Creating public access has always been part of the vision for Dos Rios Ranch. The park would advance California State Parks’ Central Valley Vision, developed in 2006 with the intention of creating parks along Central Valley rivers.
While the final vision of what the new state park at Dos Rios Ranch could look like will take some time to work out, California State Parks hopes the expansive property will offer overnight camping, day use areas for individuals and groups, miles of hiking and biking trails, fishing, non-motorized boat access, and more. Part of State Park’s assessment will involve reaching out to local communities to gather critical input from residents about the kind of park and amenities they desire.
“Parks belong to all Californians,” said State Parks Director Armando Quintero. “The potential of acquiring Dos Rios Ranch Preserve as the state’s 280th state park is especially notable because the San Joaquin Valley has the fewest state parks and least open space per capita in the entire state. Access to dozens of miles of hiking and biking trails, day use areas for families and groups, and fishing along the Tuolumne and San Joaquin rivers that converge within the property are some of the amenities and activities that Californians will be able to enjoy. Thank you to River Partners and their funders for their vision in preserving the natural and cultural resources at Dos Rios Ranch Preserve. The restored riparian woodlands, floodplains and waterways will provide an amazing glimpse of California’s Great Central Valley of thousands of years ago.”
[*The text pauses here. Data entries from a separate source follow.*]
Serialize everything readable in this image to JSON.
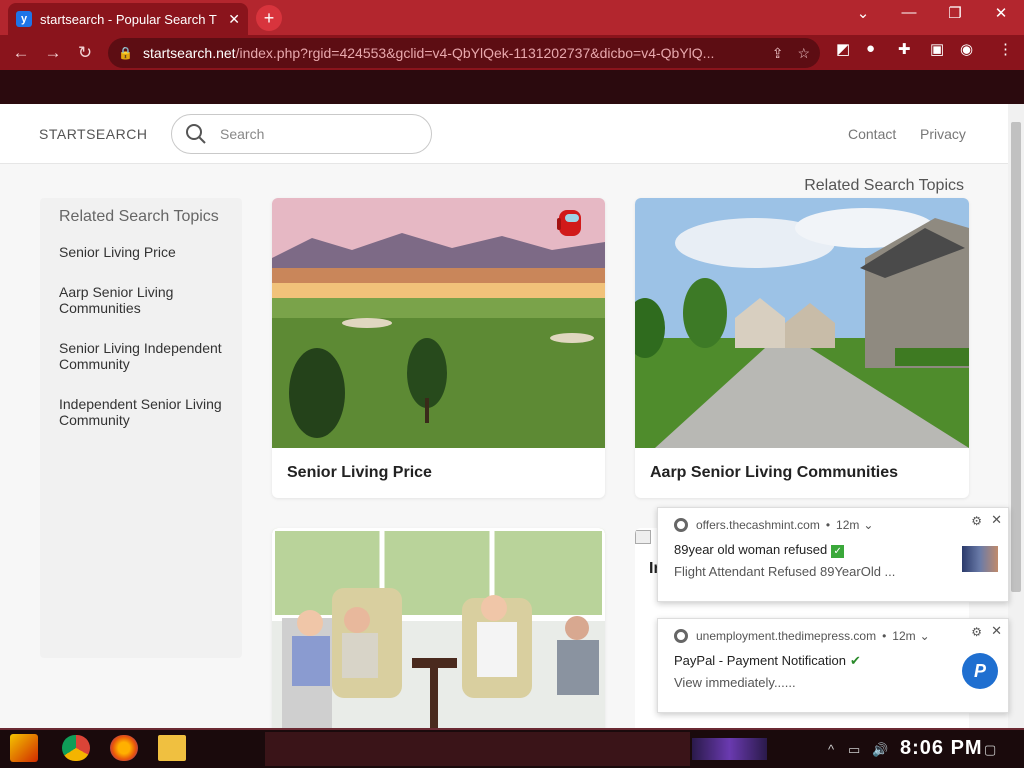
{
  "browser": {
    "tab_title": "startsearch - Popular Search T",
    "tab_favicon": "y",
    "new_tab": "+",
    "url_host": "startsearch.net",
    "url_path": "/index.php?rgid=424553&gclid=v4-QbYlQek-1131202737&dicbo=v4-QbYlQ..."
  },
  "header": {
    "brand": "STARTSEARCH",
    "search_placeholder": "Search",
    "links": [
      "Contact",
      "Privacy"
    ]
  },
  "related_title": "Related Search Topics",
  "sidebar": {
    "title": "Related Search Topics",
    "items": [
      "Senior Living Price",
      "Aarp Senior Living Communities",
      "Senior Living Independent Community",
      "Independent Senior Living Community"
    ]
  },
  "cards": [
    {
      "caption": "Senior Living Price"
    },
    {
      "caption": "Aarp Senior Living Communities"
    },
    {
      "caption": ""
    },
    {
      "caption": "In"
    }
  ],
  "notifications": [
    {
      "source": "offers.thecashmint.com",
      "age": "12m",
      "title": "89year old woman refused",
      "message": "Flight Attendant Refused 89YearOld ..."
    },
    {
      "source": "unemployment.thedimepress.com",
      "age": "12m",
      "title": "PayPal - Payment Notification",
      "message": "View immediately......"
    }
  ],
  "taskbar": {
    "clock": "8:06 PM"
  },
  "colors": {
    "chrome_accent": "#b3262e",
    "page_bg": "#f7f7f7"
  }
}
River Partners hopes this is just the beginning for improving equitable public access for the Central Valley. We’re doubling our restoration impact withinin the next decade, and we hope to build on this momentum to deliver more picturesque properties.
“The birth of a new state park at Dos Rios would be the culmination of two decades of work and dedication,” said Patrick Koepele, Executive Director of the Tuolumne River Trust, whose efforts over the last decade were essential in transforming the property. In 2002, when I first met with the family who previously owned the property to discuss a conservation project at the confluence of the Tuolumne and San Joaquin Rivers, I had a vision for a site that would positively impact the community by creating new parks, better access to nature, improved habitat for fish and wildlife, and many other benefits. The future of environmental projects relies on partnerships like these, and I am excited and gratified to see so many partners share and invest in this vision.”
The Dos Rios Ranch project was delivered with deep engagement from both public and private funding partners at the local, state, and national levels. In total, more than $45 million in acquisition and restoration funding was secured from the following generous sources: the CA Dept. of Fish & Wildlife, CA Dept. of Water Resources, CA Natural Resources Agency, National Fish and Wildlife Foundation, Natural Resources Conservation Service, New Belgium Brewing, Pacific Gas & Electric Co., San Francisco Public Utilities Commission, Sierra Nevada Brewing, Stanislaus County Public Works Dept., Tuolumne River Trust, Wildlife Conservation Board, US Bureau of Reclamation, and US Fish and Wildlife Service.
Banner photo credit: ©Saxon Holt/PhotoBotanic